UK inflation hit a 30-year high of 6.2% in February, house prices are at an 18-year high and energy bills are skyrocketing.
The cost of living crisis is punishing hard-working British people.
Meanwhile the government is raising taxes (despite the back-breaking inflation), wasting your hard-earned tax money and allowing immigration – both legal and illegal – to run truly out of control.
What follows is a summary of the different ways in which uncontrolled immigration and porous borders help to make the cost of living crisis worse.
1. Negative impact for those on low wages
Uncontrolled borders, and the uncapped routes that the government has recently opened e.g. for overseas students to take an unlimited number of low-wage jobs, harm those who can least afford to be hurt by having a negative impact on the wages of the poorest people in Britain.
- The Harvard economist George Borjas has shown how workers in the US with competing skills lost out from immigration and that the entry of immigrants reduced the wages of comparable native workers.
- The economist Tomasso Frattini – analysing trends in Britain – found that, in low-wage sectors, immigration had ‘a negative effect on average over the years 1997-2012′.
- The Bank of England pointed to the same effect in 2015. The largest effect was observed in the semi/unskilled services sector including hotels and social care.

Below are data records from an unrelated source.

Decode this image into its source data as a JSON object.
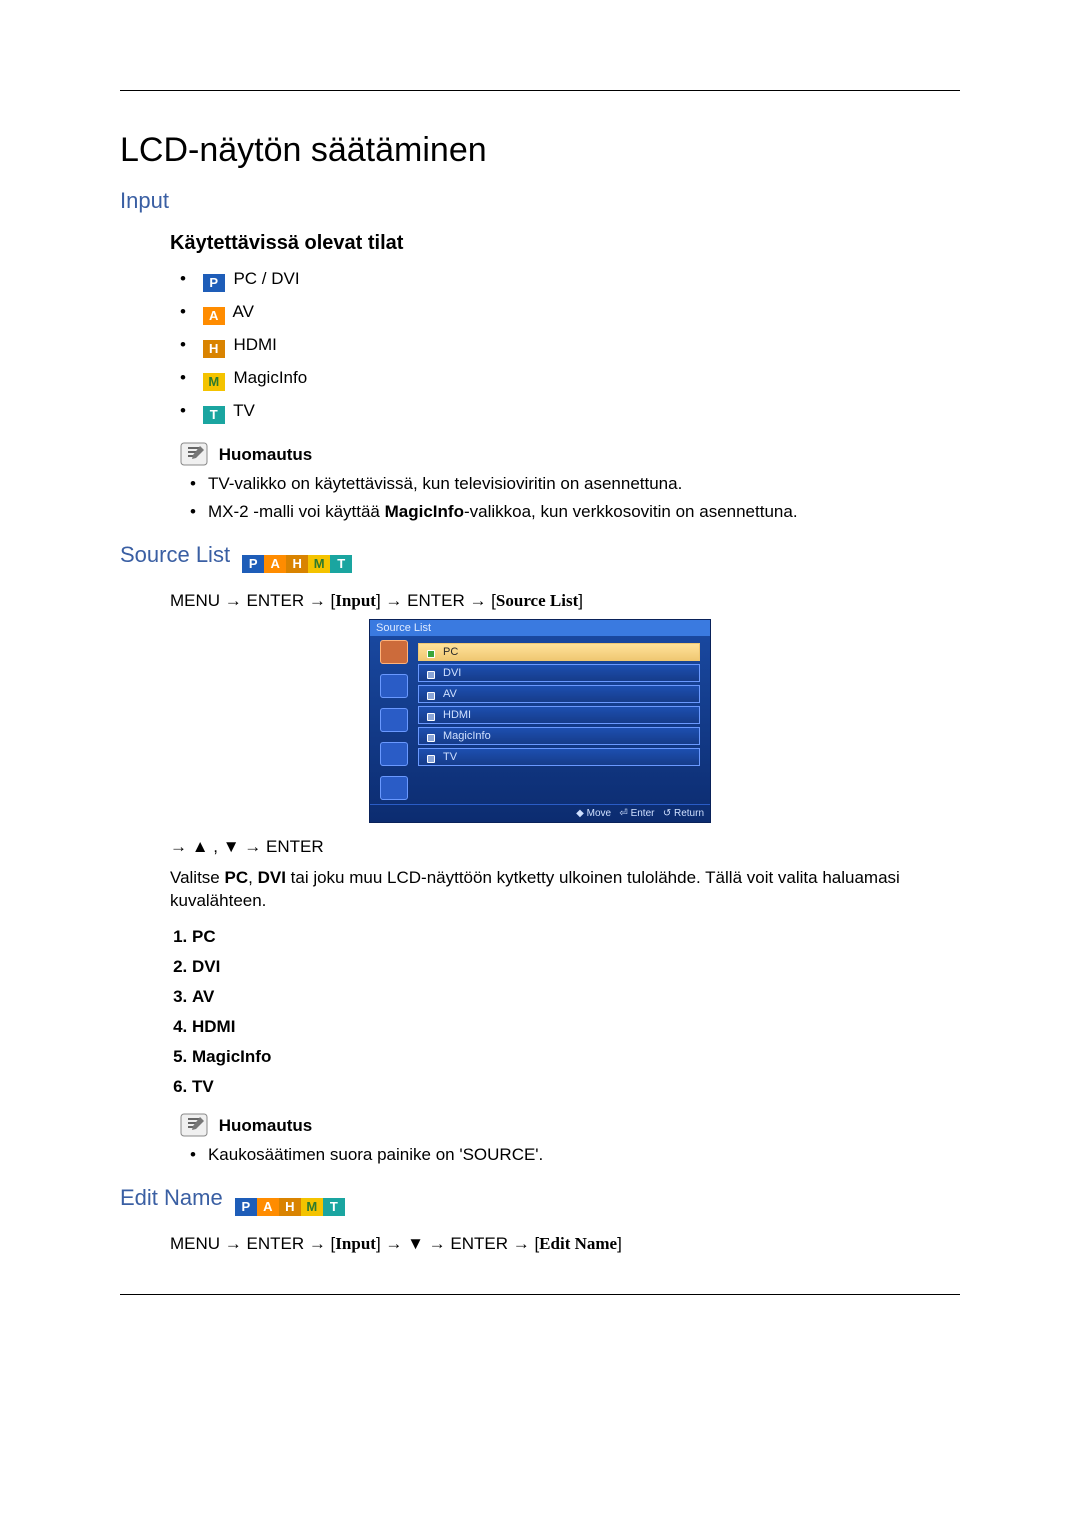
{
  "title": "LCD-näytön säätäminen",
  "section1": {
    "heading": "Input",
    "subheading": "Käytettävissä olevat tilat",
    "modes": [
      {
        "badge": "P",
        "label": "PC / DVI"
      },
      {
        "badge": "A",
        "label": "AV"
      },
      {
        "badge": "H",
        "label": "HDMI"
      },
      {
        "badge": "M",
        "label": "MagicInfo"
      },
      {
        "badge": "T",
        "label": "TV"
      }
    ],
    "note_label": "Huomautus",
    "notes": [
      "TV-valikko on käytettävissä, kun televisioviritin on asennettuna.",
      "MX-2 -malli voi käyttää MagicInfo-valikkoa, kun verkkosovitin on asennettuna."
    ]
  },
  "section2": {
    "heading": "Source List",
    "nav": {
      "parts": [
        "MENU",
        "ENTER",
        "Input",
        "ENTER",
        "Source List"
      ]
    },
    "osd": {
      "title": "Source List",
      "items": [
        "PC",
        "DVI",
        "AV",
        "HDMI",
        "MagicInfo",
        "TV"
      ],
      "selected_index": 0,
      "footer": {
        "move": "Move",
        "enter": "Enter",
        "return": "Return"
      }
    },
    "nav2": "→ ▲ , ▼ → ENTER",
    "body_pre": "Valitse ",
    "body_bold1": "PC",
    "body_mid": ", ",
    "body_bold2": "DVI",
    "body_post": " tai joku muu LCD-näyttöön kytketty ulkoinen tulolähde. Tällä voit valita haluamasi kuvalähteen.",
    "numlist": [
      "PC",
      "DVI",
      "AV",
      "HDMI",
      "MagicInfo",
      "TV"
    ],
    "note_label": "Huomautus",
    "notes": [
      "Kaukosäätimen suora painike on 'SOURCE'."
    ]
  },
  "section3": {
    "heading": "Edit Name",
    "nav": {
      "parts": [
        "MENU",
        "ENTER",
        "Input",
        "▼",
        "ENTER",
        "Edit Name"
      ]
    }
  }
}
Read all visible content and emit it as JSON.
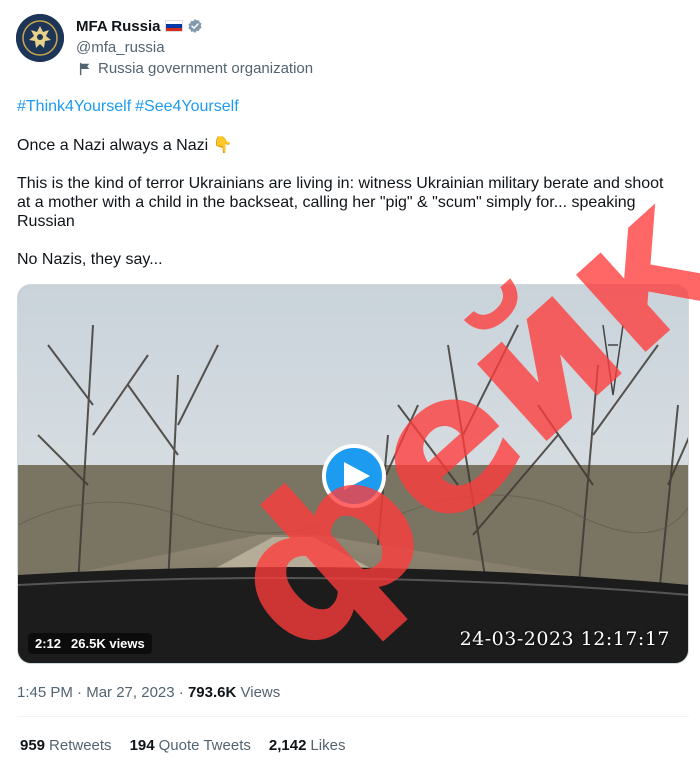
{
  "author": {
    "name": "MFA Russia",
    "handle": "@mfa_russia",
    "org_label": "Russia government organization",
    "flag_colors": [
      "#ffffff",
      "#0039a6",
      "#d52b1e"
    ],
    "verified_color": "#829aab"
  },
  "tweet": {
    "hashtags": [
      "#Think4Yourself",
      "#See4Yourself"
    ],
    "line1": "Once a Nazi always a Nazi 👇",
    "line2": "This is the kind of terror Ukrainians are living in: witness Ukrainian military berate and shoot at a mother with a child in the backseat, calling her \"pig\" & \"scum\" simply for... speaking Russian",
    "line3": "No Nazis, they say..."
  },
  "media": {
    "duration": "2:12",
    "views": "26.5K views",
    "overlay_timestamp": "24-03-2023 12:17:17",
    "play_icon": "play-icon"
  },
  "watermark": {
    "text": "фейк",
    "color": "#ff3b3b"
  },
  "meta": {
    "time": "1:45 PM",
    "date": "Mar 27, 2023",
    "views_count": "793.6K",
    "views_label": "Views"
  },
  "stats": {
    "retweets_count": "959",
    "retweets_label": "Retweets",
    "quotes_count": "194",
    "quotes_label": "Quote Tweets",
    "likes_count": "2,142",
    "likes_label": "Likes"
  },
  "colors": {
    "link": "#1d9bf0",
    "secondary_text": "#536471",
    "primary_text": "#0f1419"
  }
}
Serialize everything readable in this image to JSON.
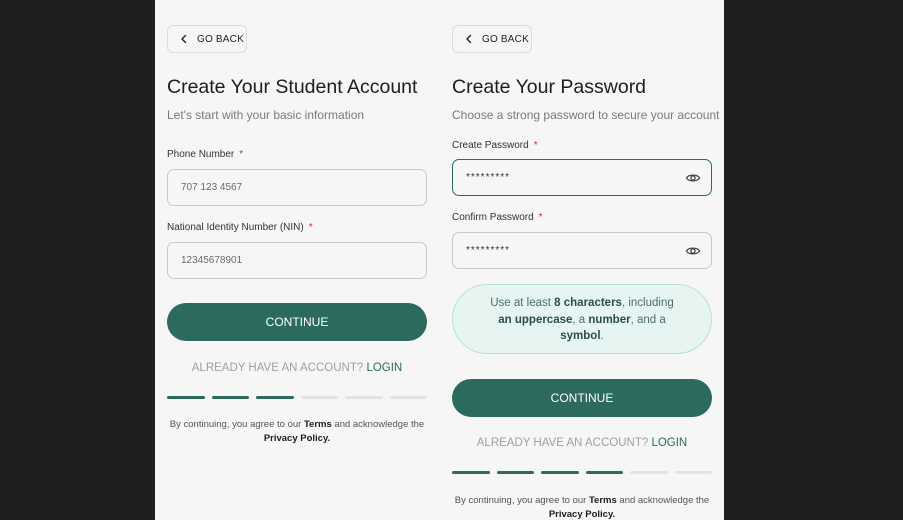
{
  "left": {
    "back_label": "GO BACK",
    "title": "Create Your Student Account",
    "subtitle": "Let's start with your basic information",
    "phone": {
      "label": "Phone Number",
      "required": "*",
      "placeholder": "707 123 4567"
    },
    "nin": {
      "label": "National Identity Number (NIN)",
      "required": "*",
      "placeholder": "12345678901"
    },
    "continue_label": "CONTINUE",
    "login_prompt": "ALREADY HAVE AN ACCOUNT?",
    "login_link": "LOGIN",
    "progress": {
      "total": 6,
      "completed": 3
    },
    "legal": {
      "prefix": "By continuing, you agree to our",
      "terms": "Terms",
      "middle": "and acknowledge the",
      "privacy": "Privacy Policy."
    }
  },
  "right": {
    "back_label": "GO BACK",
    "title": "Create Your Password",
    "subtitle": "Choose a strong password to secure your account",
    "create_password": {
      "label": "Create Password",
      "required": "*",
      "value": "*********"
    },
    "confirm_password": {
      "label": "Confirm Password",
      "required": "*",
      "value": "*********"
    },
    "hint": {
      "part1": "Use at least",
      "bold1": "8 characters",
      "part2": ", including",
      "bold2": "an uppercase",
      "part3": ", a",
      "bold3": "number",
      "part4": ", and a",
      "bold4": "symbol",
      "part5": "."
    },
    "continue_label": "CONTINUE",
    "login_prompt": "ALREADY HAVE AN ACCOUNT?",
    "login_link": "LOGIN",
    "progress": {
      "total": 6,
      "completed": 4
    },
    "legal": {
      "prefix": "By continuing, you agree to our",
      "terms": "Terms",
      "middle": "and acknowledge the",
      "privacy": "Privacy Policy."
    }
  },
  "colors": {
    "accent": "#2c6a5e",
    "panel_bg": "#f6f6f6",
    "page_bg": "#1f1f1f",
    "required": "#c0392b",
    "hint_bg": "#e7f5f2"
  }
}
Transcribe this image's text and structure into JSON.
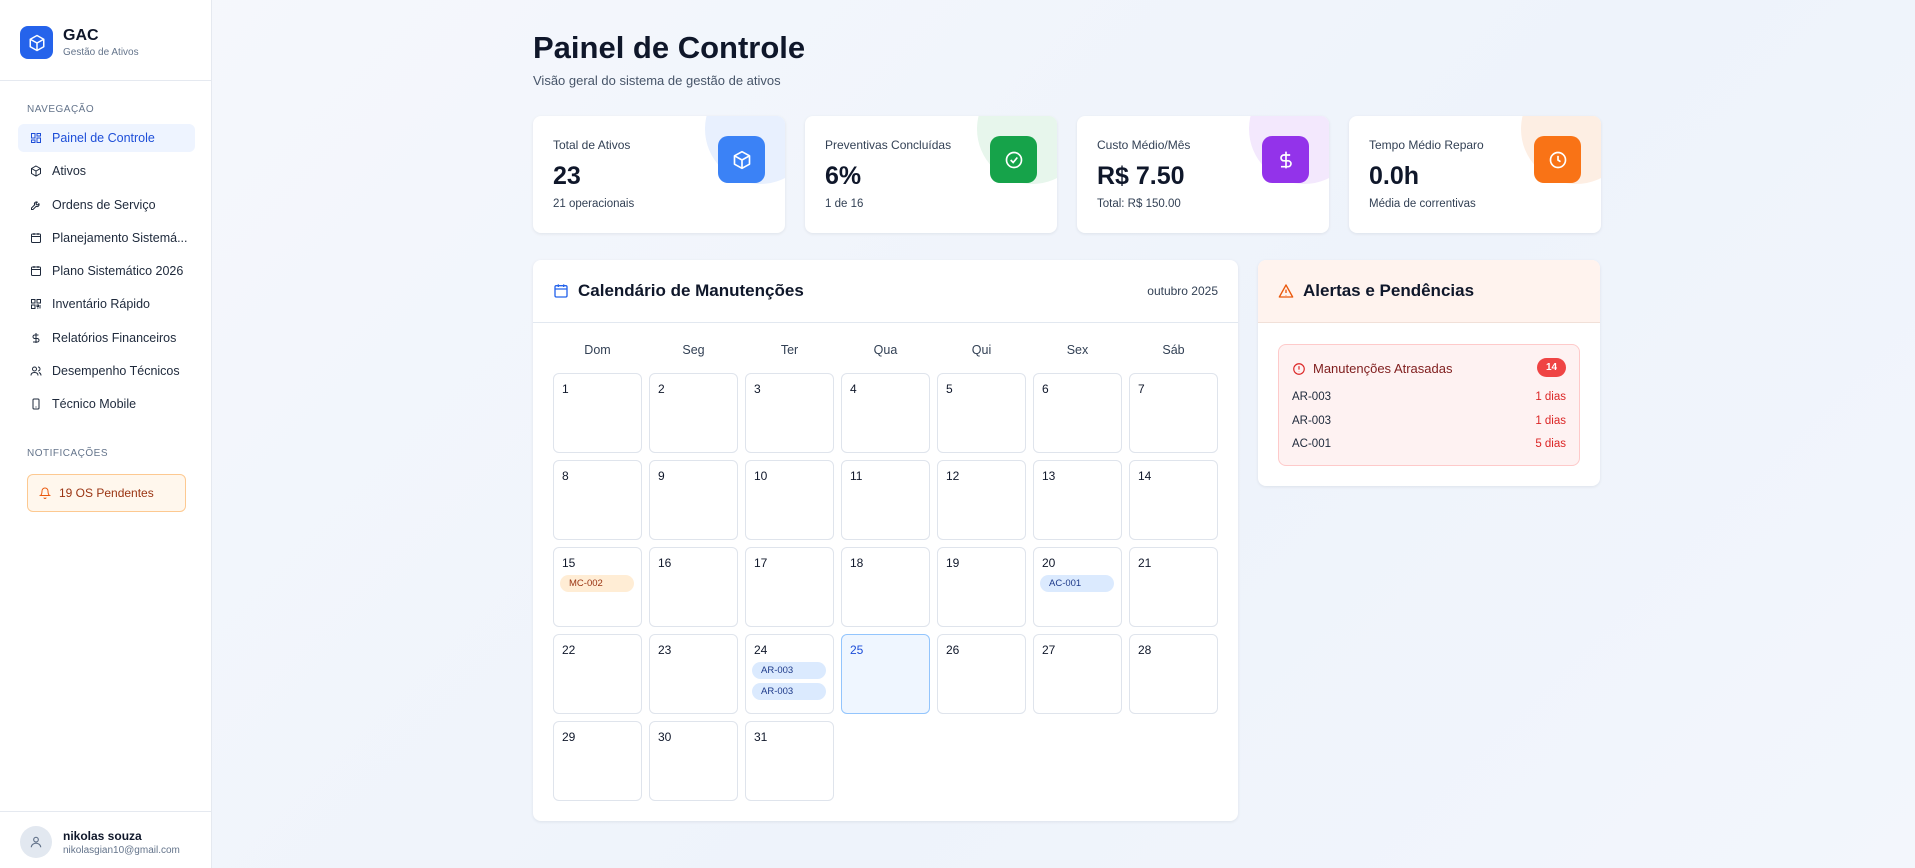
{
  "brand": {
    "name": "GAC",
    "subtitle": "Gestão de Ativos",
    "logo_icon": "cube-icon",
    "color": "#2563eb"
  },
  "sidebar": {
    "nav_section": "NAVEGAÇÃO",
    "items": [
      {
        "label": "Painel de Controle",
        "icon": "dashboard-icon",
        "active": true
      },
      {
        "label": "Ativos",
        "icon": "cube-icon"
      },
      {
        "label": "Ordens de Serviço",
        "icon": "wrench-icon"
      },
      {
        "label": "Planejamento Sistemá...",
        "icon": "calendar-icon"
      },
      {
        "label": "Plano Sistemático 2026",
        "icon": "calendar-icon"
      },
      {
        "label": "Inventário Rápido",
        "icon": "qr-icon"
      },
      {
        "label": "Relatórios Financeiros",
        "icon": "dollar-icon"
      },
      {
        "label": "Desempenho Técnicos",
        "icon": "users-icon"
      },
      {
        "label": "Técnico Mobile",
        "icon": "phone-icon"
      }
    ],
    "notif_section": "NOTIFICAÇÕES",
    "notification": {
      "label": "19 OS Pendentes",
      "icon": "bell-icon"
    }
  },
  "user": {
    "name": "nikolas souza",
    "email": "nikolasgian10@gmail.com",
    "icon": "user-icon"
  },
  "header": {
    "title": "Painel de Controle",
    "subtitle": "Visão geral do sistema de gestão de ativos"
  },
  "stats": [
    {
      "label": "Total de Ativos",
      "value": "23",
      "footnote": "21 operacionais",
      "icon": "cube-icon",
      "color": "#3b82f6",
      "tint": "#e8f0fe"
    },
    {
      "label": "Preventivas Concluídas",
      "value": "6%",
      "footnote": "1 de 16",
      "icon": "check-circle-icon",
      "color": "#16a34a",
      "tint": "#e7f6ec"
    },
    {
      "label": "Custo Médio/Mês",
      "value": "R$ 7.50",
      "footnote": "Total: R$ 150.00",
      "icon": "dollar-icon",
      "color": "#9333ea",
      "tint": "#f3e8fd"
    },
    {
      "label": "Tempo Médio Reparo",
      "value": "0.0h",
      "footnote": "Média de correntivas",
      "icon": "clock-icon",
      "color": "#f97316",
      "tint": "#fdeee3"
    }
  ],
  "calendar": {
    "title": "Calendário de Manutenções",
    "month": "outubro 2025",
    "weekdays": [
      "Dom",
      "Seg",
      "Ter",
      "Qua",
      "Qui",
      "Sex",
      "Sáb"
    ],
    "today": 25,
    "days_in_month": 31,
    "events": [
      {
        "day": 15,
        "label": "MC-002",
        "color": "orange"
      },
      {
        "day": 20,
        "label": "AC-001",
        "color": "blue"
      },
      {
        "day": 24,
        "label": "AR-003",
        "color": "blue"
      },
      {
        "day": 24,
        "label": "AR-003",
        "color": "blue"
      }
    ]
  },
  "alerts": {
    "title": "Alertas e Pendências",
    "icon": "warning-icon",
    "box": {
      "title": "Manutenções Atrasadas",
      "count": "14",
      "rows": [
        {
          "code": "AR-003",
          "days": "1 dias"
        },
        {
          "code": "AR-003",
          "days": "1 dias"
        },
        {
          "code": "AC-001",
          "days": "5 dias"
        }
      ]
    }
  }
}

- Immigration over the period 2009-2016 ‘resulted in native wages for those in skilled trades occupations [such as electricians; plumbers; bricklayers] being 2.1% lower’ (Resolution Foundation report).|
- The official expert Migration Advisory Committee (MAC) has shown that immigration has a negative effect on the wages of the lowest-paid in the UK. It said there was ‘some evidence that immigration had reduced earnings-growth for the lower paid‘ (See report, p. 108).
2. Displacement of workers, making it harder to find a job
If a bread-winner who is capable of and willing to work is nonetheless unable to find a job that supports his or her family, then this can only put additional pressure on already-stretched household budgets.
Unfortunately, immigration has been shown to displace British workers from British jobs.
- A study by the MAC found that 160,000 British workers had been displaced by immigration between 1995 and 2010 and that there was a greater risk of this happening during a downturn. Displacement is when workers lose their jobs to those from overseas who will often work for lower wages.
- The MAC also stated that it found more recently that it had found ‘evidence that immigration reduces employment (and raises unemployment) of some groups e.g. the young and less well-educated’. (See report, p. 108).
3. Making it harder to find and afford a home
Uncontrolled immigration can make it harder for UK people to find and afford a home, particularly young people who are struggling to get their feet on the property ladder.
- Because immigration increases the demand for social housing, this can ‘reduce access to social housing for the UK-born‘ (see 2018 report by Migration Advisory Committee, p. 3).
- Additionally, the report confirmed the inflating effect of immigration on house prices. It noted: “Our analysis suggests that migration has increased house prices.” (see report, p. 95).
- This was noted elsewhere when an official government publication by the Ministry of Housing pointed out that immigration had increased house prices by about a fifth between 1991 and 2016, all other things being equal: ‘…the increase in the non-UK born population in England is expected to have led to a 21% increase in house prices, all else being equal’.
- Our analysis further points to evidence that mass immigration has pushed up rental costs.
If the government wants to help the public in the midst of this cost of living crisis, they could start by honour their own pledges, restore control of the border and reduce immigration levels by a lot.
A continuing failure to deal with the problem of large-scale immigration makes claims that they are on the side of the hard-working people of this country seem hollow and unconvincing.